**Work task:** Lines that include the string "Boards" are the ones to copy from the entries below.

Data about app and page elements
__________
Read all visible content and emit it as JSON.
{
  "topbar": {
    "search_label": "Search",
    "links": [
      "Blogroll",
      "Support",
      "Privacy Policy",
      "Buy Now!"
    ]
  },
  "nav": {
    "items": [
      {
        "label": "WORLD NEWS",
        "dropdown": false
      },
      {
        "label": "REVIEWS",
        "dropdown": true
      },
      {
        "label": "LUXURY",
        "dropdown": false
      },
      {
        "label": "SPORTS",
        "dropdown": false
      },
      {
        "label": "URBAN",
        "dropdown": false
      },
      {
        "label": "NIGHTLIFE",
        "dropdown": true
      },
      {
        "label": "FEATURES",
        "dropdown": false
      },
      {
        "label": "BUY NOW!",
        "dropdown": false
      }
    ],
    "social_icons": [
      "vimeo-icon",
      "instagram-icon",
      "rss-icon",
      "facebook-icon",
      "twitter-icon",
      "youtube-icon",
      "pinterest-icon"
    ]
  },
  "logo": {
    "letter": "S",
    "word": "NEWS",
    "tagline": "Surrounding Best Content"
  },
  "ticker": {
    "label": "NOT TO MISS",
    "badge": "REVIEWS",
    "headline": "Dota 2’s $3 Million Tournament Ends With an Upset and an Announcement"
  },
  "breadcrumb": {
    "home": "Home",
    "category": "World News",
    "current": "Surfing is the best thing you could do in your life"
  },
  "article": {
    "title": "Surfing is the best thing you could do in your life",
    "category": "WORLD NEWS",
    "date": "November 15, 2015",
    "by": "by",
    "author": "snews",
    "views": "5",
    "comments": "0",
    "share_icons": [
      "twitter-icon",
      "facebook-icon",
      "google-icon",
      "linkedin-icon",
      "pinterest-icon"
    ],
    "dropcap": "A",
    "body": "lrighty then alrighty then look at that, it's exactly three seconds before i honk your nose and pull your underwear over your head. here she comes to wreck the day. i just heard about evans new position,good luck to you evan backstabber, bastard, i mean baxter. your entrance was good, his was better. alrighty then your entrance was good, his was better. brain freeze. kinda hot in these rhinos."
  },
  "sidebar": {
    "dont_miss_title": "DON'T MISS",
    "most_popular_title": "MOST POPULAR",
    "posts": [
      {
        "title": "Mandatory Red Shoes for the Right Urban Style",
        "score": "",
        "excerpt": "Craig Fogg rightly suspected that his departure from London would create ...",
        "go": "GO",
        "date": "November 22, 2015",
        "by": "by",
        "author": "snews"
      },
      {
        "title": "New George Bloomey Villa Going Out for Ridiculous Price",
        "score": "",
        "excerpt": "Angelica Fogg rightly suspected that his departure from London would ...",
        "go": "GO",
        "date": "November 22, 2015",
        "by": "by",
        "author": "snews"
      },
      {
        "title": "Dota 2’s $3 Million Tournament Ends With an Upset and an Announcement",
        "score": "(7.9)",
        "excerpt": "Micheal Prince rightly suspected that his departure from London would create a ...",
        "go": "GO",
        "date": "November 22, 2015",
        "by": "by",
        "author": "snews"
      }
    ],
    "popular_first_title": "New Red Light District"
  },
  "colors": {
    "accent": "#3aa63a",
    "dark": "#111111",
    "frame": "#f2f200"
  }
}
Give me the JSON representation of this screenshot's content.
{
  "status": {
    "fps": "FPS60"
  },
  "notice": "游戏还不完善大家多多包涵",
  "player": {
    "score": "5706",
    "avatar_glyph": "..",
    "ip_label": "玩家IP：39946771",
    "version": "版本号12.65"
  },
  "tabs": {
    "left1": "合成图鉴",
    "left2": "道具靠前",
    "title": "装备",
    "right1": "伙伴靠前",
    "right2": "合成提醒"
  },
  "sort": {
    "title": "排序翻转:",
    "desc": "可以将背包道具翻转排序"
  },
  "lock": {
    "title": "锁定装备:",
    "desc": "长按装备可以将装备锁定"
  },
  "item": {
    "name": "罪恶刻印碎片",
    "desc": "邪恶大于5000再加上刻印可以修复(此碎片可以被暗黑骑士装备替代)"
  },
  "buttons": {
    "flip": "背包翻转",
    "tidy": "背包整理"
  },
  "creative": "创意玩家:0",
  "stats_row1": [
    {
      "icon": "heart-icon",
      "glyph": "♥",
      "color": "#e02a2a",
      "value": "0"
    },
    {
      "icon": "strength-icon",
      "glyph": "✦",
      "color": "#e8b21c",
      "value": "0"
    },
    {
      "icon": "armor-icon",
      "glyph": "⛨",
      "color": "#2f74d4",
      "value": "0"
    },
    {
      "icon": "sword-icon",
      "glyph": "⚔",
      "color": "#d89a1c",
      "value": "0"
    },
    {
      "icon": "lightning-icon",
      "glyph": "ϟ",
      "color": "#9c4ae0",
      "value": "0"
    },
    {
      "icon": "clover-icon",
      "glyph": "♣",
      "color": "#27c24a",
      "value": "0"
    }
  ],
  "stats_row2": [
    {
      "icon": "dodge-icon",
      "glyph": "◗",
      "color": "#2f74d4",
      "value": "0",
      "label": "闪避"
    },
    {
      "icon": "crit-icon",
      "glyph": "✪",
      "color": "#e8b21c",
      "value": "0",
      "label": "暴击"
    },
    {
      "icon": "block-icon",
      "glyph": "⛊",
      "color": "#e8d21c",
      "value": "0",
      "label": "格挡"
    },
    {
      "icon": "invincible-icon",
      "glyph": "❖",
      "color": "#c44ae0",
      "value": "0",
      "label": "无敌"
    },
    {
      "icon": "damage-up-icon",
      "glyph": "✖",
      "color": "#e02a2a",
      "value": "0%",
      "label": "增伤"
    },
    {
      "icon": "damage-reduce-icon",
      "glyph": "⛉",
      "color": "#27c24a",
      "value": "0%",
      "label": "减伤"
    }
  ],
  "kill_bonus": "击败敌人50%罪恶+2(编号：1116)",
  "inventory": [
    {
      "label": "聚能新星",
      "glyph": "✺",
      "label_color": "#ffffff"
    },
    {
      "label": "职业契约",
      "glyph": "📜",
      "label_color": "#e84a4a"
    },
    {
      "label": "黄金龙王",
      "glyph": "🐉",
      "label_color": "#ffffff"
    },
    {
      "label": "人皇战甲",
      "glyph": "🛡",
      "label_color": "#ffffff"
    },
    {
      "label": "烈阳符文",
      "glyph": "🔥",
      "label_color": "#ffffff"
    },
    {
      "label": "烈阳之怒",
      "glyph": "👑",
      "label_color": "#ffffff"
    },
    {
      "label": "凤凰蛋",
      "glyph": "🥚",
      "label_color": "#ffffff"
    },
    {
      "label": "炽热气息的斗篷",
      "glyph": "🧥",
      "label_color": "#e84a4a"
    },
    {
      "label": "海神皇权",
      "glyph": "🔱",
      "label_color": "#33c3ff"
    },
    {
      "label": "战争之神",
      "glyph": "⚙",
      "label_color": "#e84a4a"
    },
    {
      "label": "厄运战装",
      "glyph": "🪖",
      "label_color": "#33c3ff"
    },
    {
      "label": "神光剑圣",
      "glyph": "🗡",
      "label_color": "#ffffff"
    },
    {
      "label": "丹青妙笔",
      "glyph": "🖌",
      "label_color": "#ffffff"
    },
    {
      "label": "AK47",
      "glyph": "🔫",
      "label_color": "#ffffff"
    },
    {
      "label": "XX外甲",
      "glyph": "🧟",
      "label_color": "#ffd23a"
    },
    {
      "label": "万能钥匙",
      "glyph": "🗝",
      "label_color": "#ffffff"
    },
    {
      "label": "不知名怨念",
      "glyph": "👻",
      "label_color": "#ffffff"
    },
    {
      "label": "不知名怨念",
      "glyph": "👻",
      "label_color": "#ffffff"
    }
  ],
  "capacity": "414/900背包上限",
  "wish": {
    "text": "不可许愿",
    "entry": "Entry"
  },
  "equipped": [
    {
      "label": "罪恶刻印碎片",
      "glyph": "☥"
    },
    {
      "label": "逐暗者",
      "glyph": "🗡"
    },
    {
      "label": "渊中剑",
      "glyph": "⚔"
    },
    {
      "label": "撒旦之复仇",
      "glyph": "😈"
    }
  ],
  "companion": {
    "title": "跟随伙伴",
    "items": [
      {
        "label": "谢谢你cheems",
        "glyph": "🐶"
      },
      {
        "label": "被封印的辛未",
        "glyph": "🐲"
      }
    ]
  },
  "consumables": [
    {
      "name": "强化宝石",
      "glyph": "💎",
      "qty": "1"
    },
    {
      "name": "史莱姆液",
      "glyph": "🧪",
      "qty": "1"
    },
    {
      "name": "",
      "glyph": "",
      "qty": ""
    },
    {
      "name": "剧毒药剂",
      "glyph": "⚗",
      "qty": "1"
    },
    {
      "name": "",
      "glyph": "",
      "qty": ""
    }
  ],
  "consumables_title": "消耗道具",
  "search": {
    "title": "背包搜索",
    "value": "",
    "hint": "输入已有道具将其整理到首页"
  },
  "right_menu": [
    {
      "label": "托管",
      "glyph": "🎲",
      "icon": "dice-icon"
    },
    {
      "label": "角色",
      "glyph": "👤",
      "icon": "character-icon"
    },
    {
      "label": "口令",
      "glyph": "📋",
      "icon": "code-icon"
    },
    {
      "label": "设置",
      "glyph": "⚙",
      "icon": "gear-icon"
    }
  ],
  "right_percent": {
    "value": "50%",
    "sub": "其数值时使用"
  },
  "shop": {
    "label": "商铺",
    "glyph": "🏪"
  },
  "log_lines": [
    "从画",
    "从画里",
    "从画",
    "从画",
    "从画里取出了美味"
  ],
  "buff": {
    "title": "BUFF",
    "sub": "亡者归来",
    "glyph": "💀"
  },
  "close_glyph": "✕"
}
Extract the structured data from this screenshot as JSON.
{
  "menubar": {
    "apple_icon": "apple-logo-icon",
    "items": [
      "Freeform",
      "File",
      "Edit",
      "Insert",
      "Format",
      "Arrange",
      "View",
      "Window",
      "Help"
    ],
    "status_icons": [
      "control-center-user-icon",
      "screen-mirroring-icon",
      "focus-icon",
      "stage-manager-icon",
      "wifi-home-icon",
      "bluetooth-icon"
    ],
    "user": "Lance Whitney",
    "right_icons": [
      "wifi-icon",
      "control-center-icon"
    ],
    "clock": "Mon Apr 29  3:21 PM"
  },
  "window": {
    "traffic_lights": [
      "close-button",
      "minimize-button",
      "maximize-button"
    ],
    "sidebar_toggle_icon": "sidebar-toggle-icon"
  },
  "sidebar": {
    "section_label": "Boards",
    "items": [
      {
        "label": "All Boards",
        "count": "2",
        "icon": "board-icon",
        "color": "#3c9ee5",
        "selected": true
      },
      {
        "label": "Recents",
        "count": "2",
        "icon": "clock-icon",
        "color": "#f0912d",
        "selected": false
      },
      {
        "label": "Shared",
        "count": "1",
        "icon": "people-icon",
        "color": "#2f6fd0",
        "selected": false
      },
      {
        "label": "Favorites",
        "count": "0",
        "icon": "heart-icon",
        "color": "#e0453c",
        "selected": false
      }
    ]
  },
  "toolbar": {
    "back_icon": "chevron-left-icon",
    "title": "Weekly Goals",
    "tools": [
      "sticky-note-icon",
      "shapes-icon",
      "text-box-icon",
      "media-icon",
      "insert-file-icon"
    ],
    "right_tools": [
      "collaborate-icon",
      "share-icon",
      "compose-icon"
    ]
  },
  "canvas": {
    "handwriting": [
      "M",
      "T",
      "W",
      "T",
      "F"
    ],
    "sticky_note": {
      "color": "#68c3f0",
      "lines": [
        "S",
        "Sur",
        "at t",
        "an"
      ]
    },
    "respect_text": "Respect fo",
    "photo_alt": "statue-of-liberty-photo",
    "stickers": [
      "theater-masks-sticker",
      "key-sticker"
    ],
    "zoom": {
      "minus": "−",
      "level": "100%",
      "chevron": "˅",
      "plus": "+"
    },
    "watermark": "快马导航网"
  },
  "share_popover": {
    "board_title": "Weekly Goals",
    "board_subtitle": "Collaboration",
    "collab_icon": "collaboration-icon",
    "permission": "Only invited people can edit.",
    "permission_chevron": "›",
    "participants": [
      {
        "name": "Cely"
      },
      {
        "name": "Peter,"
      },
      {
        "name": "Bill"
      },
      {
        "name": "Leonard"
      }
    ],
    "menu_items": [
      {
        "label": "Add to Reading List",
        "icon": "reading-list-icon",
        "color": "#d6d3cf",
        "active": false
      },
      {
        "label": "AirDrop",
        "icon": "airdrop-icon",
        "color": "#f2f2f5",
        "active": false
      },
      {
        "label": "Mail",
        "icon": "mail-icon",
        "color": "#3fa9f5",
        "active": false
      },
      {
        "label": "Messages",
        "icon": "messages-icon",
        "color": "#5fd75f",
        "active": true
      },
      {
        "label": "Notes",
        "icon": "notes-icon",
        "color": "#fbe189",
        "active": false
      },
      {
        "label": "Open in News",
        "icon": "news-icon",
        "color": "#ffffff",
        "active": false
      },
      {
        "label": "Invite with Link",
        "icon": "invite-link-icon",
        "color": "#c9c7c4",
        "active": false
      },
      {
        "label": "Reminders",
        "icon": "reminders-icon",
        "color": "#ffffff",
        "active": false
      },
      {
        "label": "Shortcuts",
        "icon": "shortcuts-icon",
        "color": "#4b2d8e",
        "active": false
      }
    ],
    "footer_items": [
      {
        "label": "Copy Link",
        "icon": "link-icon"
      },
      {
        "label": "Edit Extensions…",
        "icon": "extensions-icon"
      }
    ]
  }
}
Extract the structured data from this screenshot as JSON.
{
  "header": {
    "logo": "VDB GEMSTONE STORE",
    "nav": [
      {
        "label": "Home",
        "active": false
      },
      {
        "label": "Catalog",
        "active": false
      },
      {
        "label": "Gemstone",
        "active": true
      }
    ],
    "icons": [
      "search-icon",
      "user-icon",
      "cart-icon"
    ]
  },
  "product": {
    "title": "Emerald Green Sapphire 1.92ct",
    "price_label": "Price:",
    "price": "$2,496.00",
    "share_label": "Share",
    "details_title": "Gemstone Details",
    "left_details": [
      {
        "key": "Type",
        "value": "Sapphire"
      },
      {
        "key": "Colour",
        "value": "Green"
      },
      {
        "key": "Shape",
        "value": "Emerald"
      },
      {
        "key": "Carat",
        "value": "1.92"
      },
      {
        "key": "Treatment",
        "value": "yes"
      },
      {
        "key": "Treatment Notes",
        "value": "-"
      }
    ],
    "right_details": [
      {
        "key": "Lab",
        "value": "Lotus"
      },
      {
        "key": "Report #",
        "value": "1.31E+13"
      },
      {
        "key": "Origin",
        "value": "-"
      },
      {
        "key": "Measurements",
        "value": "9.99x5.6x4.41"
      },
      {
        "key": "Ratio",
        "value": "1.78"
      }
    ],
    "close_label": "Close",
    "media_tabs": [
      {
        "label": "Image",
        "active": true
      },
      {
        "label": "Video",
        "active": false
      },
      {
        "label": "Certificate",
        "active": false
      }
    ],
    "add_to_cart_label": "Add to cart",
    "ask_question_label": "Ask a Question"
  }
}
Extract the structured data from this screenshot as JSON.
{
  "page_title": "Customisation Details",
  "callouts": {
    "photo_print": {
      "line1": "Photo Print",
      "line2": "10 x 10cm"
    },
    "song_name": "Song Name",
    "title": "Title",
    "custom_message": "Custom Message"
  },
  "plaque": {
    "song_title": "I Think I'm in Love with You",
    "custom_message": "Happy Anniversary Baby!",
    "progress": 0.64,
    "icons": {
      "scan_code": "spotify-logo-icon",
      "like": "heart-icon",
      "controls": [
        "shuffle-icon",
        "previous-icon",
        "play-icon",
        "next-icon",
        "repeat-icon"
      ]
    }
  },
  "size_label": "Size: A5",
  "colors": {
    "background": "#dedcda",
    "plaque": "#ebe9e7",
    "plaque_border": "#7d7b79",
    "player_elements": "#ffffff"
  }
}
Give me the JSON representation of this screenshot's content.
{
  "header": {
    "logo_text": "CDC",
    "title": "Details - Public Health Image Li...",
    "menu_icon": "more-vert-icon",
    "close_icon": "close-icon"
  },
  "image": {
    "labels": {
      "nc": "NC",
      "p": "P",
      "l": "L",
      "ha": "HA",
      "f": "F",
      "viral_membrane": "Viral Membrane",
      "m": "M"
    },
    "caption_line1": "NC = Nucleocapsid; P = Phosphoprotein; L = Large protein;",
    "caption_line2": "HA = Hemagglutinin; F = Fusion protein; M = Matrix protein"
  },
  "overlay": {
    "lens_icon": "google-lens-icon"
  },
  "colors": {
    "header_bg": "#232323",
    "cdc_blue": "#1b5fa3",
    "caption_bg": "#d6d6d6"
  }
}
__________
**Task result:**
    "section_label": "Boards",
        "label": "All Boards",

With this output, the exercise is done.